This local village coop of women farmers has resisted offers by the likes of Monsanto and their rep 'seed dealers' (or is that 'seedy dealers?) to use hybrid seed. Hybrid seed grows faster and returns higher profits, but the seed is owned by the corporation, leaving farmers dependent on Monsanto with no ownership of their own future.

To protect the indigenous variety of crops Locos has started a project within financial support from Mejario – a German NGO. In this initiative they target two Upazila sub-districts, known as Dacope and Botiaghata. In total 500 households are the target group for this project. Through this project both men and women farming  community has been motivated to farm organically using organic fertiliser and pesticide. Locos has preserved 49 varieties of local indigenous seeds of paddy and distributes these among the farming households.
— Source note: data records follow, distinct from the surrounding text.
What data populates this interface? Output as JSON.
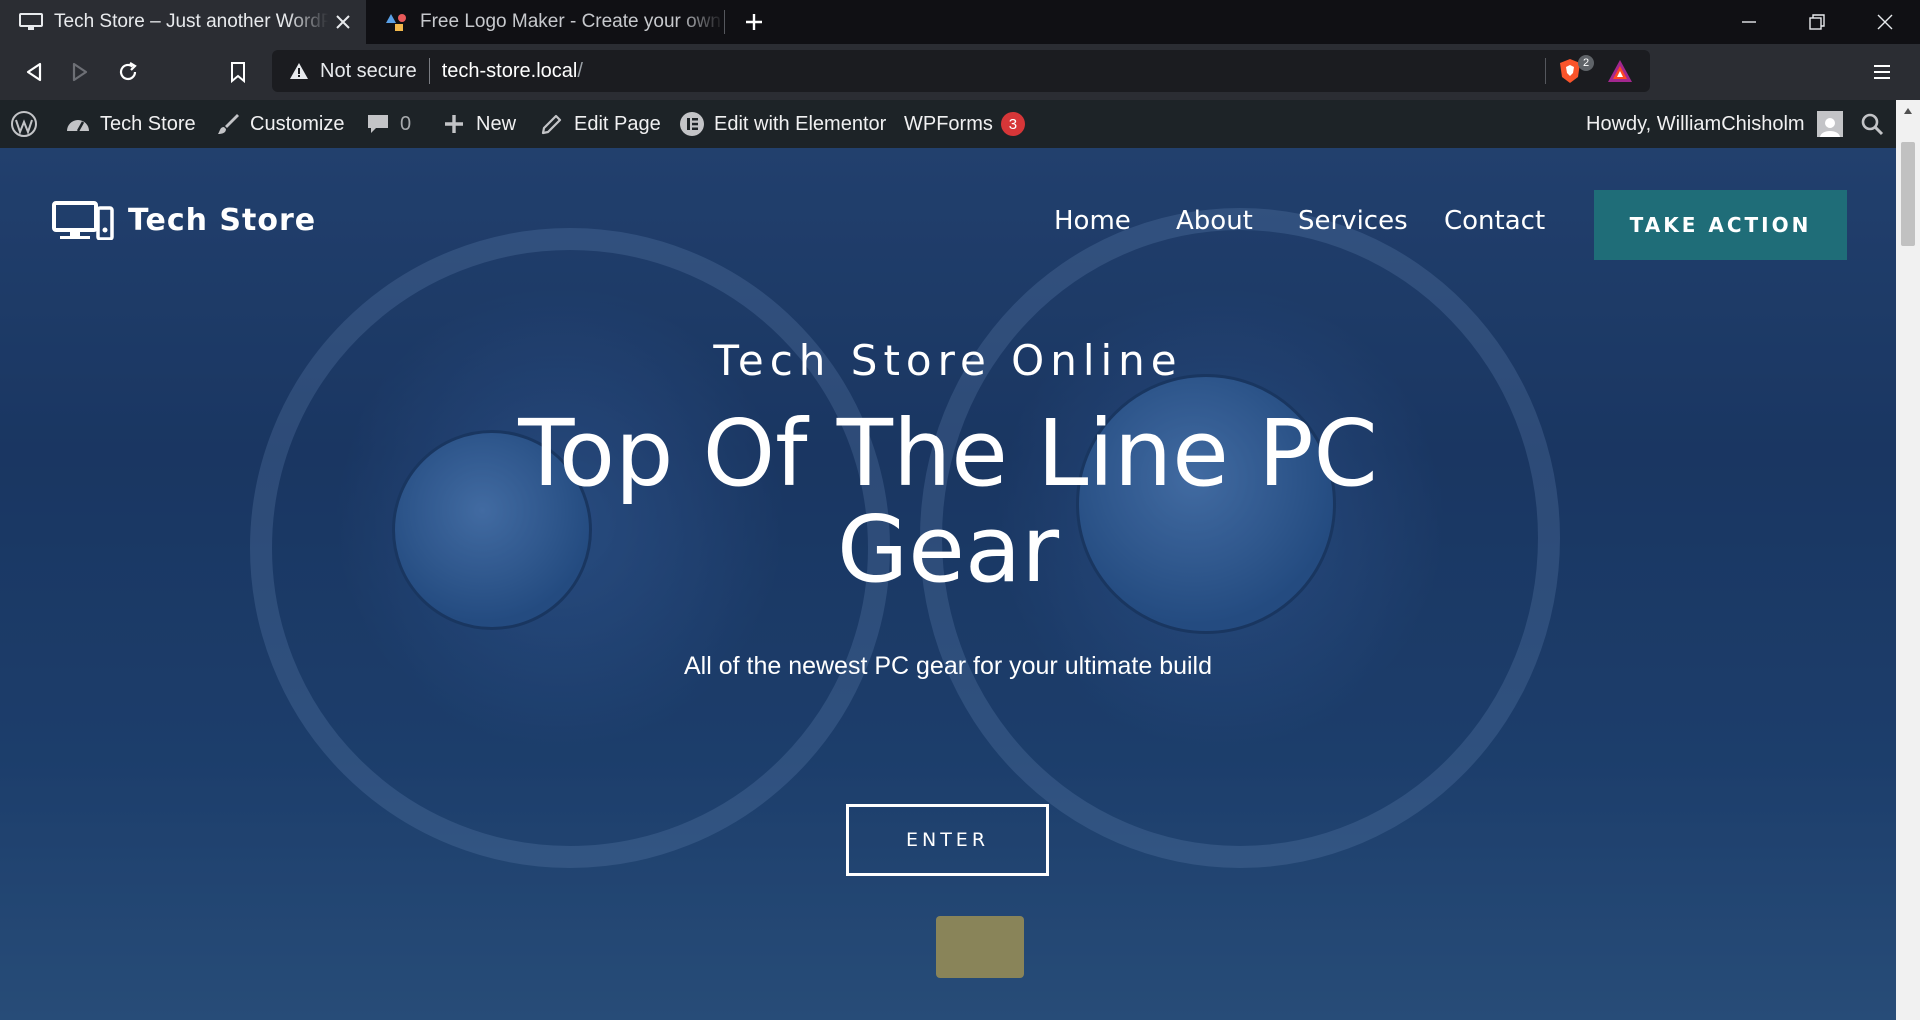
{
  "browser": {
    "tabs": [
      {
        "title": "Tech Store – Just another WordPress site",
        "icon": "monitor-icon",
        "active": true
      },
      {
        "title": "Free Logo Maker - Create your own logo",
        "icon": "shapes-icon",
        "active": false
      }
    ],
    "address": {
      "security_label": "Not secure",
      "url_host": "tech-store.local",
      "url_path": "/",
      "shield_count": "2"
    }
  },
  "adminbar": {
    "site_name": "Tech Store",
    "customize": "Customize",
    "comments_count": "0",
    "new_label": "New",
    "edit_page": "Edit Page",
    "edit_elementor": "Edit with Elementor",
    "wpforms": "WPForms",
    "wpforms_count": "3",
    "howdy": "Howdy, WilliamChisholm"
  },
  "site": {
    "logo_text": "Tech Store",
    "nav": [
      "Home",
      "About",
      "Services",
      "Contact"
    ],
    "cta_label": "TAKE ACTION"
  },
  "hero": {
    "eyebrow": "Tech Store Online",
    "headline": "Top Of The Line PC Gear",
    "subtitle": "All of the newest PC gear for your ultimate build",
    "button": "ENTER"
  },
  "colors": {
    "cta": "#1f6d78",
    "adminbar": "#1d2327",
    "badge": "#d63638"
  }
}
But all is not rosy. The salinity in the soil in this district reduces cropping season to about 4 months, which does not provide much in the way of food or livelihoods for the rest of the year. NGOs do not fill this gap and the women farmers in the coop are desperate for additional income.  In short, an admirable but unsustainable setup. 

Sunday, 26 September 2010
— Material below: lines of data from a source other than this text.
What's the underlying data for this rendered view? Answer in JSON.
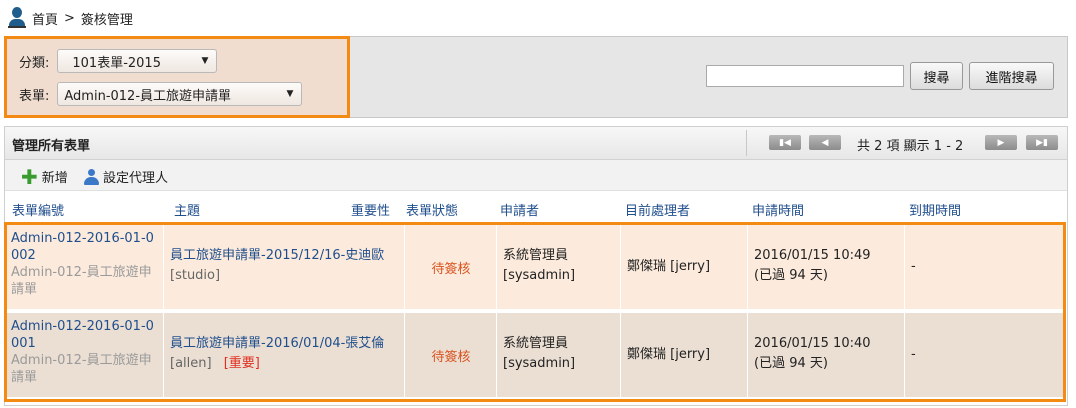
{
  "breadcrumb": {
    "home": "首頁",
    "separator": ">",
    "current": "簽核管理"
  },
  "filters": {
    "category_label": "分類:",
    "category_value": "101表單-2015",
    "form_label": "表單:",
    "form_value": "Admin-012-員工旅遊申請單"
  },
  "search": {
    "input_value": "",
    "search_label": "搜尋",
    "advanced_label": "進階搜尋"
  },
  "panel": {
    "title": "管理所有表單",
    "pager_text": "共 2 項 顯示 1 - 2",
    "pager_icons": {
      "first": "▮◀",
      "prev": "◀",
      "next": "▶",
      "last": "▶▮"
    }
  },
  "toolbar": {
    "add_label": "新增",
    "proxy_label": "設定代理人"
  },
  "columns": [
    "表單編號",
    "主題",
    "重要性",
    "表單狀態",
    "申請者",
    "目前處理者",
    "申請時間",
    "到期時間"
  ],
  "rows": [
    {
      "form_no": "Admin-012-2016-01-0002",
      "form_name": "Admin-012-員工旅遊申請單",
      "subject": "員工旅遊申請單-2015/12/16-史迪歐",
      "subject_user": "[studio]",
      "important": "",
      "status": "待簽核",
      "applicant": "系統管理員",
      "applicant_id": "[sysadmin]",
      "handler": "鄭傑瑞 [jerry]",
      "apply_time": "2016/01/15 10:49",
      "elapsed": "(已過 94 天)",
      "due": "-"
    },
    {
      "form_no": "Admin-012-2016-01-0001",
      "form_name": "Admin-012-員工旅遊申請單",
      "subject": "員工旅遊申請單-2016/01/04-張艾倫",
      "subject_user": "[allen]",
      "important": "[重要]",
      "status": "待簽核",
      "applicant": "系統管理員",
      "applicant_id": "[sysadmin]",
      "handler": "鄭傑瑞 [jerry]",
      "apply_time": "2016/01/15 10:40",
      "elapsed": "(已過 94 天)",
      "due": "-"
    }
  ],
  "colors": {
    "highlight": "#f28a14",
    "link": "#1f4e8c",
    "status": "#d9531e",
    "important": "#e03020"
  }
}
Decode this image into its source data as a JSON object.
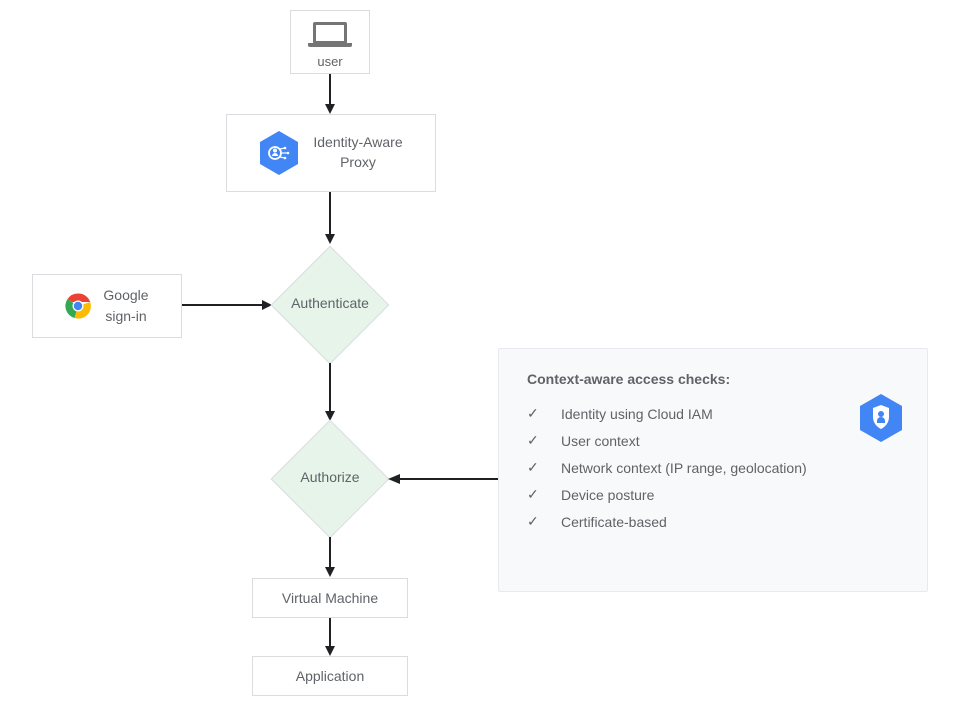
{
  "nodes": {
    "user": "user",
    "iap": "Identity-Aware\nProxy",
    "signin_line1": "Google",
    "signin_line2": "sign-in",
    "authenticate": "Authenticate",
    "authorize": "Authorize",
    "vm": "Virtual Machine",
    "app": "Application"
  },
  "checks": {
    "title": "Context-aware access checks:",
    "items": [
      "Identity using Cloud IAM",
      "User context",
      "Network context (IP range, geolocation)",
      "Device posture",
      "Certificate-based"
    ]
  },
  "icons": {
    "laptop": "laptop-icon",
    "iap": "iap-hex-icon",
    "chrome": "chrome-icon",
    "security": "security-hex-icon"
  }
}
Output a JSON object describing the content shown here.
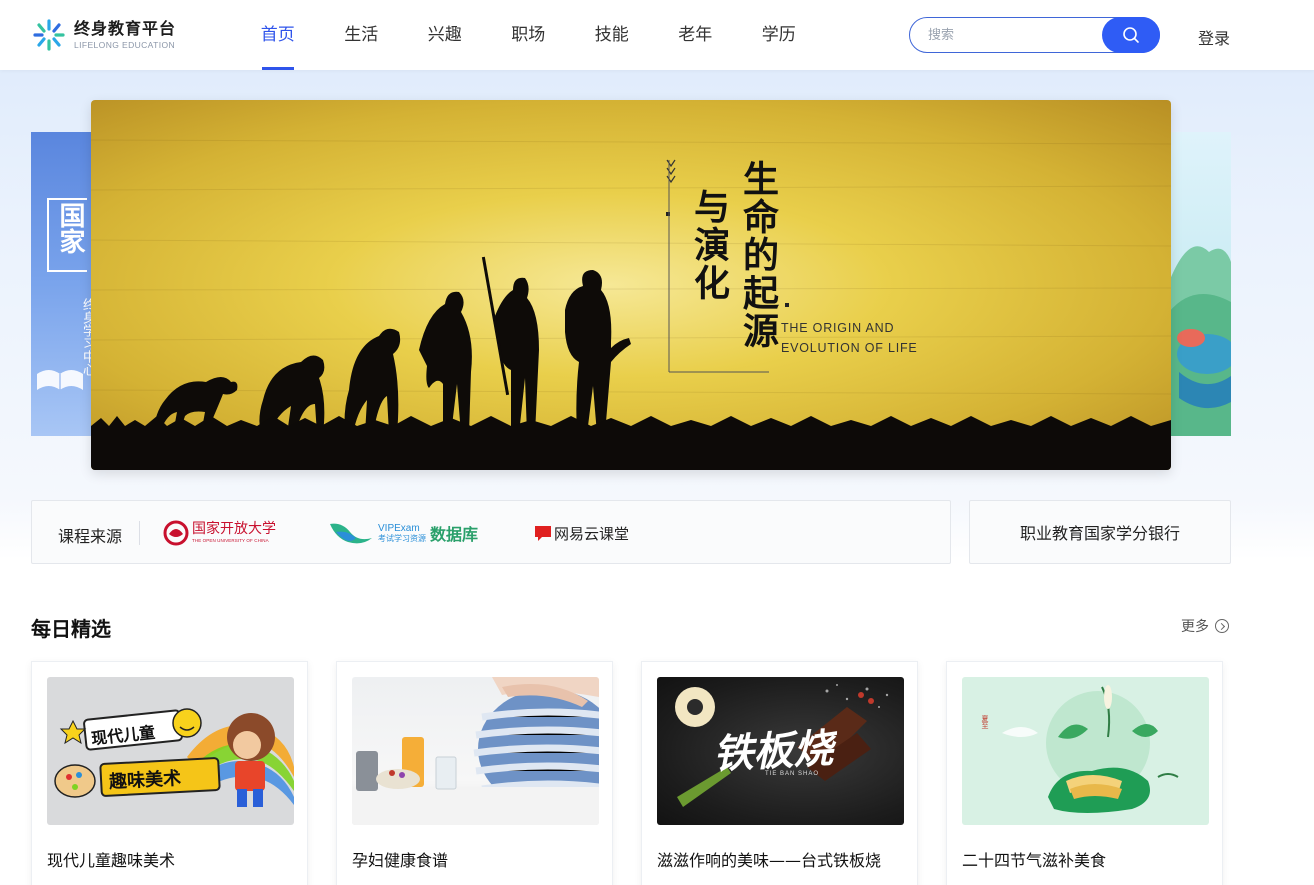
{
  "header": {
    "logo_title": "终身教育平台",
    "logo_subtitle": "LIFELONG EDUCATION",
    "nav": [
      {
        "label": "首页",
        "active": true
      },
      {
        "label": "生活",
        "active": false
      },
      {
        "label": "兴趣",
        "active": false
      },
      {
        "label": "职场",
        "active": false
      },
      {
        "label": "技能",
        "active": false
      },
      {
        "label": "老年",
        "active": false
      },
      {
        "label": "学历",
        "active": false
      }
    ],
    "search_placeholder": "搜索",
    "search_value": "",
    "login_label": "登录",
    "accent_color": "#2f54eb"
  },
  "banner": {
    "title_main": "生命的起源",
    "title_sub": "与演化",
    "subtitle_en_line1": "THE ORIGIN AND",
    "subtitle_en_line2": "EVOLUTION OF LIFE",
    "left_slide_text": "国家",
    "left_slide_subtext": "终身学习中心"
  },
  "sources": {
    "label": "课程来源",
    "items": [
      {
        "name": "国家开放大学",
        "sub": "THE OPEN UNIVERSITY OF CHINA",
        "color": "#c8102e"
      },
      {
        "name": "数据库",
        "prefix": "VIPExam",
        "prefix_sub": "考试学习资源",
        "color": "#2aa06b"
      },
      {
        "name": "网易云课堂",
        "color": "#e02020"
      }
    ]
  },
  "credit_bank": {
    "label": "职业教育国家学分银行"
  },
  "daily": {
    "title": "每日精选",
    "more_label": "更多",
    "cards": [
      {
        "title": "现代儿童趣味美术",
        "img_text_1": "现代儿童",
        "img_text_2": "趣味美术"
      },
      {
        "title": "孕妇健康食谱"
      },
      {
        "title": "滋滋作响的美味——台式铁板烧",
        "img_text_1": "铁板烧",
        "img_text_2": "TIE BAN SHAO"
      },
      {
        "title": "二十四节气滋补美食",
        "img_text_1": "夏至"
      }
    ]
  }
}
Dhaka to Khulna

It's hot, it's humid. People, cars, trucks, buses, tuk-tuks, rickshaws and gritlock everywhere.

Lodged the first two nights @ the Dutch Club in Dhaka which felt it bit like home. Mostly expats hanging in the bar having beers and chats.  Got chatting to a Dutch businessman and learnt that there are some 135,000 different NGOs @ work in Bangladesh, yet the majority of the population remains desperately poor. What's wrong with this picture?

On Day 2 in Dhaka my Bangla host arrives and we organise travel to Khulna. No flights to be had and the only option is an air-conditioned bus -- a 10 hr ride including crossing the very wide Rupsha River -- leaving at 11:00 at night. We sit in Dhaka traffic for hours before even getting on the bus.

Around 1:00 AM we finally get on the road and amazingly I manage to get a few hours sleep. Got to Khulna to find that the hotel that had been booked has been high-jacked by an American delegation of some sort, although there's no foreigner in sight and I'm IT (everyone stares at me wherever we go), so off we go across the street to the Hotel Royal, where the beds have park benches for mattresses. I've requested that we eat local food (when in Rome..) and so far I've eaten rice and mutton, rice and chicken, rice and fish, and more rice. Apart from a bit of cucumber, not a vegetable in sight!